Finally, I had some time to take real pictures with a real camera of my real new office space! If you’ve followed this blog for a while, you may remember when I posted these pictures of my office on the main floor of our house (which I shared with my husband’s desk and my son’s desk, which is not pictured because these are old photos). Anyone who has been to our house can attest to the fact that it was NEVER this clean and orderly.

You may also remember seeing pictures of my son’s room the one day it has ever been clean. (He has been in a twin bed for years now, but since then his room has never been clean enough to photograph.)

After MUCH toil and cleaning and painting and hauling of furniture up and down ladders outside, we emerged triumphant in the bid to move my office into my son’s old bedroom.

One of my bookshelves moved up onto the landing (getting it upright after getting it through the door sideways was a miracle of geometry).

The medium blue walls have been repainted with a cool, calm blue called Tropical Surf. The rug came from Target.

My desk is part of a shelving unit I found at a secondhand furniture store here in town (which we call Bikes! Bikes! Bikes! because of the sign outside the store proclaiming same). Oddly enough, this shelving unit weighs five tons. More oddly enough, it was made in Yugoslavia. It’s the only thing I’ve ever seen that was made in Yugoslavia. And I can’t imagine us importing this kind of basic furniture from Yugoslavia of all places. However, I am glad it ended up here.

Now I have room for more of my books — especially my writing books — to be right at my fingertips rather than in another room or even on another floor.

The printer sits under the desk. In the top drawer are all my desky things — pens, stapler, various cords for various devices, etc. The bottom drawer is completely full of my little notebooks, about half of them full of notes and ideas for various writing projects and the other half full of blank pieces of paper ready to receive my ideas.

One of my shelves is graced with my son’s artwork, my souvenir from our trip to Disneyworld last year, my little Bob Ross mini-figure, and other memorabilia.

In one corner, Alistair the canary has taken up residence next to my sewing box full of notions and, at the moment, the wooden elephant statue from my grandparents’ house, which has been mine since my grandfather died in 1986. He won’t stay right there in the long run, but I haven’t quite decided on the best place for him.

In the other corner is my craft area, currently set up for painting but easily switched over to a sewing space.

By the way, behind that little door is a closet that currently houses my big file drawers, blank canvases, my dress form, my spools of thread, my guitar case, and other random items I need but don’t necessarily need to look at all the time.

You may have noticed that most of the walls are bare and that the wall that does have art on it is rather hodge-podgey and random. That’s because I intend to fill most of the walls up with an eclectic collection of paintings, prints, and posters, and even some needlework done by my sister and the super-’70s framed puzzle I got off the side of the road that everyone in the world loves (except my husband). However, I don’t have enough at the moment to fill all the space.
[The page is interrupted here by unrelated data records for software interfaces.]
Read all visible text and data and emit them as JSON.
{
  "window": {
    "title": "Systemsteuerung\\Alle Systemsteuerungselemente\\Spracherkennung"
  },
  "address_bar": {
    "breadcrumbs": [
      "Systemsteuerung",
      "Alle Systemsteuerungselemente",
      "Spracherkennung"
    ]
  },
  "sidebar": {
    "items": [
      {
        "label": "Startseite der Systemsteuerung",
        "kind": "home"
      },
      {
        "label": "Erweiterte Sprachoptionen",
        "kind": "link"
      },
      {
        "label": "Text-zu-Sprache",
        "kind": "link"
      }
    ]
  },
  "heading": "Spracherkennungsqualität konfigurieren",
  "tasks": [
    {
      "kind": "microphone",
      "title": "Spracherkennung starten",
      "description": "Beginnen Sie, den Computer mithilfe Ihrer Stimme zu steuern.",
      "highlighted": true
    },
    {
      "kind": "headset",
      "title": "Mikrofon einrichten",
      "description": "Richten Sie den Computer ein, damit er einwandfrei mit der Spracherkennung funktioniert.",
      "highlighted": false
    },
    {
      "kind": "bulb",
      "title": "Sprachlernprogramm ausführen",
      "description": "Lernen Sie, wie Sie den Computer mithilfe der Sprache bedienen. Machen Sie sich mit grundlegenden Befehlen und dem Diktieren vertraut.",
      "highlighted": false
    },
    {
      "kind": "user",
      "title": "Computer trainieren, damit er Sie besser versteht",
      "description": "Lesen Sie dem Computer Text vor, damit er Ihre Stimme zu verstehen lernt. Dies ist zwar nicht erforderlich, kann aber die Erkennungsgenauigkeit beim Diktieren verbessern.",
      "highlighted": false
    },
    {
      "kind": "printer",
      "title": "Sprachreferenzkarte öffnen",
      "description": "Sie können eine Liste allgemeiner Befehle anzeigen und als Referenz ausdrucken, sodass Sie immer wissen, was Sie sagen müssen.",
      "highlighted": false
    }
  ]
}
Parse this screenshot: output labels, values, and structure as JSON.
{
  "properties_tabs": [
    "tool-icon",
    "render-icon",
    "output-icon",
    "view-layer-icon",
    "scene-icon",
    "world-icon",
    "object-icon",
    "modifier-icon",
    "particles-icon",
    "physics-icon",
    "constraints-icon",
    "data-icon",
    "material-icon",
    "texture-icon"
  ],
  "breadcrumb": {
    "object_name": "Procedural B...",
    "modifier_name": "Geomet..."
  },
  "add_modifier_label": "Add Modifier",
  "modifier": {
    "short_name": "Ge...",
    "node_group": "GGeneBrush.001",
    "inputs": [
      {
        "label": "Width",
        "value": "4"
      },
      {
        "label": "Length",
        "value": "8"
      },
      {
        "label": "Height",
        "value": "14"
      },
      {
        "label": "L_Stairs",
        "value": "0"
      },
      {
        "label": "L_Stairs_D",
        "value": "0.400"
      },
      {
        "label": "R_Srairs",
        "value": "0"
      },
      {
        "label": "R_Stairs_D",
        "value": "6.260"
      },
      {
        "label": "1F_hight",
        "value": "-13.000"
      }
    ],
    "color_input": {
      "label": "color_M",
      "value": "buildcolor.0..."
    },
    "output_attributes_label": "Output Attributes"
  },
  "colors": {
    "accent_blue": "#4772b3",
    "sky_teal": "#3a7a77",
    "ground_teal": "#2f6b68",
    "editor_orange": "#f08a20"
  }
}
I’m going antiquing with a friend this Saturday and hope to find one or two things to add to the collection. And I have a great poster of an old map of Detroit that I need to get framed. Basically, I’ll be on the lookout for items with lots of green, teal, blue, and coral.

So that’s the office for now. A room of my own. With a door that shuts all the way. And with nothing in it that anyone else ever needs to access (save the printer, which is rare and generally not when I’m in there).

I’ve been completely happy with it so far.

Stay tuned for what the old office looks like now as the master bedroom. And maybe I’ll even take a picture of my son’s new room in all its messy glory.